**What to do**
Could you copy every record below exactly as it is written?

**Source records**

+ + +

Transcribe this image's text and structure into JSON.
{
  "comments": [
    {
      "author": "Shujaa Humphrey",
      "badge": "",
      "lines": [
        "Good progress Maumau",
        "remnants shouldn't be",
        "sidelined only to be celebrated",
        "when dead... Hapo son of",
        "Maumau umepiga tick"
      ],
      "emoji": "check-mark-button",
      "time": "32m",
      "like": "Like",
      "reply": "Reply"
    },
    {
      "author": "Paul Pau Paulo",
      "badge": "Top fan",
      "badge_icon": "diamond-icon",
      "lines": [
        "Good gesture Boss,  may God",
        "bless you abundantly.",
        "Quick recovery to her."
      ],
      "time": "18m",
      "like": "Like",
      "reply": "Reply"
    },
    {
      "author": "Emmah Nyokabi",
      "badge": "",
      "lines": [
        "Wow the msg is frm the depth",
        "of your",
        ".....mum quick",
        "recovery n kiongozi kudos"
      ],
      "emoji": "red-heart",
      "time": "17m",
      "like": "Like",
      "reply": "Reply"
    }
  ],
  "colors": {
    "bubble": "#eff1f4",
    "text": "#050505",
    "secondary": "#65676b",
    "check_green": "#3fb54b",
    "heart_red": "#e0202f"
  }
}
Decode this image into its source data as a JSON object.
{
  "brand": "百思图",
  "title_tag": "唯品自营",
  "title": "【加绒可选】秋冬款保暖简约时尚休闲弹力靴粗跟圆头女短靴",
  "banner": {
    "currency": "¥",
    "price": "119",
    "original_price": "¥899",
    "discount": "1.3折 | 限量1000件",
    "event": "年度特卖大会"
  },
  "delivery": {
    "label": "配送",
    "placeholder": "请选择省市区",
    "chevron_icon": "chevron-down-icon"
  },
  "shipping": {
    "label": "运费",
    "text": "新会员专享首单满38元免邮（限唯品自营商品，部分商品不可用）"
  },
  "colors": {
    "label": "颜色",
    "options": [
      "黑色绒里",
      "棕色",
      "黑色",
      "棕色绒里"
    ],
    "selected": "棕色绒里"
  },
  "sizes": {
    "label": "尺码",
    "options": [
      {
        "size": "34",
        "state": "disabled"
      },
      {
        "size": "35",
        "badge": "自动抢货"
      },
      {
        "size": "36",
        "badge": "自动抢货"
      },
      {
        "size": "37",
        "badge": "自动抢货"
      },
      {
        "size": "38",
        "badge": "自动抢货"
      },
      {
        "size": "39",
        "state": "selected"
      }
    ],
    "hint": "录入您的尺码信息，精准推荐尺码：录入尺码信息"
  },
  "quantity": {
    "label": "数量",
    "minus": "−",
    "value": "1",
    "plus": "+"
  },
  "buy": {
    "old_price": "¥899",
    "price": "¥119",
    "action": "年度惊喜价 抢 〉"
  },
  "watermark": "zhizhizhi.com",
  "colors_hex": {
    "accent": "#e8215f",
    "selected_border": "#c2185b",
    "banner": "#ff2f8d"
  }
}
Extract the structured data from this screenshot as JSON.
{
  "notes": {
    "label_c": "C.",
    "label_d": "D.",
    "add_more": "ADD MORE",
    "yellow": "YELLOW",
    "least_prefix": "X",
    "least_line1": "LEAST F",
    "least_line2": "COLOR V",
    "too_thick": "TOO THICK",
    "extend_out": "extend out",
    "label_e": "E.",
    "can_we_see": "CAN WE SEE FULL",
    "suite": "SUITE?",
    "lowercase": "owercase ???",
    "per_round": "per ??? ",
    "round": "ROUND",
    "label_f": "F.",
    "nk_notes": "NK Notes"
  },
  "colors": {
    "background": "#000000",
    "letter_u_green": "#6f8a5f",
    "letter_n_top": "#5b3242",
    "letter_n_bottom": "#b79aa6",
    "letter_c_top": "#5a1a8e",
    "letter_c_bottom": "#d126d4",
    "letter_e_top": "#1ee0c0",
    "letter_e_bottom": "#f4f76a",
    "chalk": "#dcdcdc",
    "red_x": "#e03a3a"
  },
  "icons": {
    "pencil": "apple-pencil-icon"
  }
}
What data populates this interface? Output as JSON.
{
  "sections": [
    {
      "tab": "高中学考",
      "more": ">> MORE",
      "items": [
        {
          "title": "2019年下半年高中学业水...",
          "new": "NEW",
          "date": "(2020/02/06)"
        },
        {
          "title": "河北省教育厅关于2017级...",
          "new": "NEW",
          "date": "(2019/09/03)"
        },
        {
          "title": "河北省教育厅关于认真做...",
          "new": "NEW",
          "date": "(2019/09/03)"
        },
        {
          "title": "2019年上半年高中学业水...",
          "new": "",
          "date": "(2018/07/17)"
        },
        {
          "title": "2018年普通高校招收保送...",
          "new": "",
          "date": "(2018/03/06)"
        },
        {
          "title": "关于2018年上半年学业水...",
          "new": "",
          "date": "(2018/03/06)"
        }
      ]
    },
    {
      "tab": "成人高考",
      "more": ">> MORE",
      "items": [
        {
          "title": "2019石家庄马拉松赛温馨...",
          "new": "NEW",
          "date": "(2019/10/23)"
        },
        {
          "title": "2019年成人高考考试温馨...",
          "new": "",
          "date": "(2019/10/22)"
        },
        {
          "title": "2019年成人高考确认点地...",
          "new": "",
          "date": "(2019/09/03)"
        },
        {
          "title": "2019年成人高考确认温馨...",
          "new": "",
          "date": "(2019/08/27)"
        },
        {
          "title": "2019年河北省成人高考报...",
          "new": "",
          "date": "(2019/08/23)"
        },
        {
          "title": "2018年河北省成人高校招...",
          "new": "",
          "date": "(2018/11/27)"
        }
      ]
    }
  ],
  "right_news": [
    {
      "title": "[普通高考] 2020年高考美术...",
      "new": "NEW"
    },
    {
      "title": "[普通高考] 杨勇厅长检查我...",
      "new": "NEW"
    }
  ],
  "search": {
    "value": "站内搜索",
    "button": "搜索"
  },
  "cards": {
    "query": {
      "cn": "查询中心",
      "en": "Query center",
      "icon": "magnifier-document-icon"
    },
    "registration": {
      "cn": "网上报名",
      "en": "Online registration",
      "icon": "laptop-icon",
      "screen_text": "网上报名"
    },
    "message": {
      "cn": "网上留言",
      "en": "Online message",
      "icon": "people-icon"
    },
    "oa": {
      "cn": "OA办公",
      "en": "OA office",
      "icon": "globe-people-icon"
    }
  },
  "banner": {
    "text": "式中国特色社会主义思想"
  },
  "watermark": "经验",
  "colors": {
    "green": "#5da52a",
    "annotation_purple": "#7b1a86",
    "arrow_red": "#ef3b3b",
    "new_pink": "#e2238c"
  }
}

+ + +

**The completed task**
Transcribe this image's text and structure into JSON.
{
  "comments": [
    {
      "author": "Shujaa Humphrey",
      "badge": "",
      "lines": [
        "Good progress Maumau",
        "remnants shouldn't be",
        "sidelined only to be celebrated",
        "when dead... Hapo son of",
        "Maumau umepiga tick"
      ],
      "emoji": "check-mark-button",
      "time": "32m",
      "like": "Like",
      "reply": "Reply"
    },
    {
      "author": "Paul Pau Paulo",
      "badge": "Top fan",
      "badge_icon": "diamond-icon",
      "lines": [
        "Good gesture Boss,  may God",
        "bless you abundantly.",
        "Quick recovery to her."
      ],
      "time": "18m",
      "like": "Like",
      "reply": "Reply"
    },
    {
      "author": "Emmah Nyokabi",
      "badge": "",
      "lines": [
        "Wow the msg is frm the depth",
        "of your",
        ".....mum quick",
        "recovery n kiongozi kudos"
      ],
      "emoji": "red-heart",
      "time": "17m",
      "like": "Like",
      "reply": "Reply"
    }
  ],
  "colors": {
    "bubble": "#eff1f4",
    "text": "#050505",
    "secondary": "#65676b",
    "check_green": "#3fb54b",
    "heart_red": "#e0202f"
  }
}
Decode this image into its source data as a JSON object.
{
  "brand": "百思图",
  "title_tag": "唯品自营",
  "title": "【加绒可选】秋冬款保暖简约时尚休闲弹力靴粗跟圆头女短靴",
  "banner": {
    "currency": "¥",
    "price": "119",
    "original_price": "¥899",
    "discount": "1.3折 | 限量1000件",
    "event": "年度特卖大会"
  },
  "delivery": {
    "label": "配送",
    "placeholder": "请选择省市区",
    "chevron_icon": "chevron-down-icon"
  },
  "shipping": {
    "label": "运费",
    "text": "新会员专享首单满38元免邮（限唯品自营商品，部分商品不可用）"
  },
  "colors": {
    "label": "颜色",
    "options": [
      "黑色绒里",
      "棕色",
      "黑色",
      "棕色绒里"
    ],
    "selected": "棕色绒里"
  },
  "sizes": {
    "label": "尺码",
    "options": [
      {
        "size": "34",
        "state": "disabled"
      },
      {
        "size": "35",
        "badge": "自动抢货"
      },
      {
        "size": "36",
        "badge": "自动抢货"
      },
      {
        "size": "37",
        "badge": "自动抢货"
      },
      {
        "size": "38",
        "badge": "自动抢货"
      },
      {
        "size": "39",
        "state": "selected"
      }
    ],
    "hint": "录入您的尺码信息，精准推荐尺码：录入尺码信息"
  },
  "quantity": {
    "label": "数量",
    "minus": "−",
    "value": "1",
    "plus": "+"
  },
  "buy": {
    "old_price": "¥899",
    "price": "¥119",
    "action": "年度惊喜价 抢 〉"
  },
  "watermark": "zhizhizhi.com",
  "colors_hex": {
    "accent": "#e8215f",
    "selected_border": "#c2185b",
    "banner": "#ff2f8d"
  }
}
Extract the structured data from this screenshot as JSON.
{
  "notes": {
    "label_c": "C.",
    "label_d": "D.",
    "add_more": "ADD MORE",
    "yellow": "YELLOW",
    "least_prefix": "X",
    "least_line1": "LEAST F",
    "least_line2": "COLOR V",
    "too_thick": "TOO THICK",
    "extend_out": "extend out",
    "label_e": "E.",
    "can_we_see": "CAN WE SEE FULL",
    "suite": "SUITE?",
    "lowercase": "owercase ???",
    "per_round": "per ??? ",
    "round": "ROUND",
    "label_f": "F.",
    "nk_notes": "NK Notes"
  },
  "colors": {
    "background": "#000000",
    "letter_u_green": "#6f8a5f",
    "letter_n_top": "#5b3242",
    "letter_n_bottom": "#b79aa6",
    "letter_c_top": "#5a1a8e",
    "letter_c_bottom": "#d126d4",
    "letter_e_top": "#1ee0c0",
    "letter_e_bottom": "#f4f76a",
    "chalk": "#dcdcdc",
    "red_x": "#e03a3a"
  },
  "icons": {
    "pencil": "apple-pencil-icon"
  }
}
What data populates this interface? Output as JSON.
{
  "sections": [
    {
      "tab": "高中学考",
      "more": ">> MORE",
      "items": [
        {
          "title": "2019年下半年高中学业水...",
          "new": "NEW",
          "date": "(2020/02/06)"
        },
        {
          "title": "河北省教育厅关于2017级...",
          "new": "NEW",
          "date": "(2019/09/03)"
        },
        {
          "title": "河北省教育厅关于认真做...",
          "new": "NEW",
          "date": "(2019/09/03)"
        },
        {
          "title": "2019年上半年高中学业水...",
          "new": "",
          "date": "(2018/07/17)"
        },
        {
          "title": "2018年普通高校招收保送...",
          "new": "",
          "date": "(2018/03/06)"
        },
        {
          "title": "关于2018年上半年学业水...",
          "new": "",
          "date": "(2018/03/06)"
        }
      ]
    },
    {
      "tab": "成人高考",
      "more": ">> MORE",
      "items": [
        {
          "title": "2019石家庄马拉松赛温馨...",
          "new": "NEW",
          "date": "(2019/10/23)"
        },
        {
          "title": "2019年成人高考考试温馨...",
          "new": "",
          "date": "(2019/10/22)"
        },
        {
          "title": "2019年成人高考确认点地...",
          "new": "",
          "date": "(2019/09/03)"
        },
        {
          "title": "2019年成人高考确认温馨...",
          "new": "",
          "date": "(2019/08/27)"
        },
        {
          "title": "2019年河北省成人高考报...",
          "new": "",
          "date": "(2019/08/23)"
        },
        {
          "title": "2018年河北省成人高校招...",
          "new": "",
          "date": "(2018/11/27)"
        }
      ]
    }
  ],
  "right_news": [
    {
      "title": "[普通高考] 2020年高考美术...",
      "new": "NEW"
    },
    {
      "title": "[普通高考] 杨勇厅长检查我...",
      "new": "NEW"
    }
  ],
  "search": {
    "value": "站内搜索",
    "button": "搜索"
  },
  "cards": {
    "query": {
      "cn": "查询中心",
      "en": "Query center",
      "icon": "magnifier-document-icon"
    },
    "registration": {
      "cn": "网上报名",
      "en": "Online registration",
      "icon": "laptop-icon",
      "screen_text": "网上报名"
    },
    "message": {
      "cn": "网上留言",
      "en": "Online message",
      "icon": "people-icon"
    },
    "oa": {
      "cn": "OA办公",
      "en": "OA office",
      "icon": "globe-people-icon"
    }
  },
  "banner": {
    "text": "式中国特色社会主义思想"
  },
  "watermark": "经验",
  "colors": {
    "green": "#5da52a",
    "annotation_purple": "#7b1a86",
    "arrow_red": "#ef3b3b",
    "new_pink": "#e2238c"
  }
}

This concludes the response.